The social media messaging operation we envision is straightforward but sophisticated. For instance, messages would be customized based on age group and distributed through the most relevant platforms. Facebook or email may be the most effective way to engage older voters, and TikTok or Instagram may be best for younger people. Students would need to be armed with easy tools to personalize messages. This would make the entire effort more effective, given that students know their own social sphere best.

Bernie Sanders rally students
Senator Bernie Sanders shakes hands with supporters at the conclusion of a campaign rally in the Batten Student Center on the campus of Virginia Wesleyan University February 29 in Virginia Beach, Virginia.

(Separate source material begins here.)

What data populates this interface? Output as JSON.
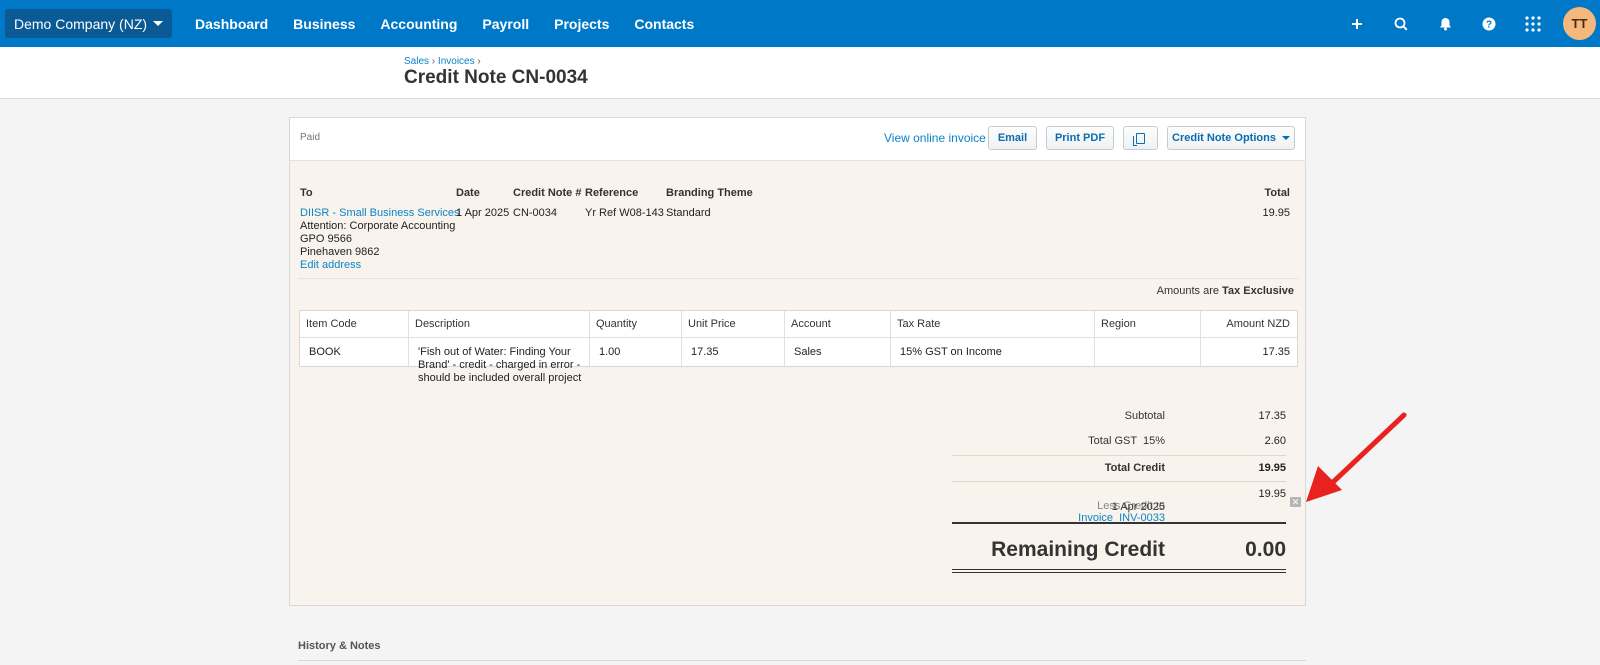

Chip Somodevilla/Getty

The Biden campaign has recently picked up its game when it comes to social media advertising, hiring in key states, putting in place a bigger field organization and developing an apparatus to tap influencers to regularly weigh in. If Biden can mobilize young voters, he will not only expand his campaign resources significantly but create a megaphone even stronger than the social media tactics of the Trump campaign.

This approach also deals with the fact that traditional door-to-door campaigning, not to mention large in-person rallies, is unlikely this fall. Given the pandemic, digital and virtual outreach will become even more significant.

So, our message is this: Bernie Sanders, no one needs a platform fight at a virtual convention.

We need you to mobilize the college students you proved can form a political movement, so they can marshal their extensive social networks to put this president out of office.

Jessica Rogers Ecker is an attorney in New York City, and a former clerk for a United States Court of Appeals judge and a United States District Court judge.

Tom Rogers is an editor-at-large for Newsweek, the founder of CNBC and a CNBC contributor. He also established MSNBC, is the former CEO of TiVo, currently executive chairman of Engine Media, and is former senior counsel to a congressional committee.

The views expressed in this article are the writers' own.